- Task objective -
Copy out, from the data below, each line in which the word "time" occurs.

- Provided entries -
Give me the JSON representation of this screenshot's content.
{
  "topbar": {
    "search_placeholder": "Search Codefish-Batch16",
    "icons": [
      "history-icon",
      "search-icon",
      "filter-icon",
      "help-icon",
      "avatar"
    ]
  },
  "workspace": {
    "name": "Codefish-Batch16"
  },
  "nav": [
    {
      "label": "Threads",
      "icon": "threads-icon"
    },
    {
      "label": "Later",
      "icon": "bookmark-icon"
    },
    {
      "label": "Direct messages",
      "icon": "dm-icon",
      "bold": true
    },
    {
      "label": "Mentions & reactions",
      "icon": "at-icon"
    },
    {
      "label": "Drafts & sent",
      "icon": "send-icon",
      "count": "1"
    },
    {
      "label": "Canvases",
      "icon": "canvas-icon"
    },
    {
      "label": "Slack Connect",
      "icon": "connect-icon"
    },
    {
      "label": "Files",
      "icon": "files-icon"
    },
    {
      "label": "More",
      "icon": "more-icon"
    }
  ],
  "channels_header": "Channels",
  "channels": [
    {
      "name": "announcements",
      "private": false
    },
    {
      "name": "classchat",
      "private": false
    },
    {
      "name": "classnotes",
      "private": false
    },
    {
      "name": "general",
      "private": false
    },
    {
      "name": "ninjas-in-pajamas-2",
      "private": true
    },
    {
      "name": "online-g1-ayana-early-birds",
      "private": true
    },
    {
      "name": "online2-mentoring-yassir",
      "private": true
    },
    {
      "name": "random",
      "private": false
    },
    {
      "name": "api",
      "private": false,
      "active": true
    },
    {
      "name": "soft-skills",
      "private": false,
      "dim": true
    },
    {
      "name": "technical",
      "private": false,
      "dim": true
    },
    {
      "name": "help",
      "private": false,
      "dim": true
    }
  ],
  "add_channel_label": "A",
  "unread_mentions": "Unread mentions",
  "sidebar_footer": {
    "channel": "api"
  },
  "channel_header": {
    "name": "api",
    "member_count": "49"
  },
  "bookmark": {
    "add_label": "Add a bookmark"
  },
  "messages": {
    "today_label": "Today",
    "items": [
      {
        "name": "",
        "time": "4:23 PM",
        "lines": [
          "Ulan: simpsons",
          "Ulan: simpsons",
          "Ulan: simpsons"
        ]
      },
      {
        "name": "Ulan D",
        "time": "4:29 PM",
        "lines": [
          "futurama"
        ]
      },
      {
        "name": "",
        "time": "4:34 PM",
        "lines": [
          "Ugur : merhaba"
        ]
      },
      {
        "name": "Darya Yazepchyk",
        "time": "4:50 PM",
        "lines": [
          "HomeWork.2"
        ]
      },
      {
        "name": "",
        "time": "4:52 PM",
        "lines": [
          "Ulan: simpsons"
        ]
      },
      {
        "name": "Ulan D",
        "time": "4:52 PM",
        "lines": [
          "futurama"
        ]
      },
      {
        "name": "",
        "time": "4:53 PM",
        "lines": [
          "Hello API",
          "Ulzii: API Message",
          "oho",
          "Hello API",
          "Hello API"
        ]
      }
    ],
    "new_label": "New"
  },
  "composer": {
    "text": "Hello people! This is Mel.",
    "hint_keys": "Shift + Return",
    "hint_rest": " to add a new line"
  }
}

- Completed exercise -
        "time": "4:23 PM",
        "time": "4:29 PM",
        "time": "4:34 PM",
        "time": "4:50 PM",
        "time": "4:52 PM",
        "time": "4:52 PM",
        "time": "4:53 PM",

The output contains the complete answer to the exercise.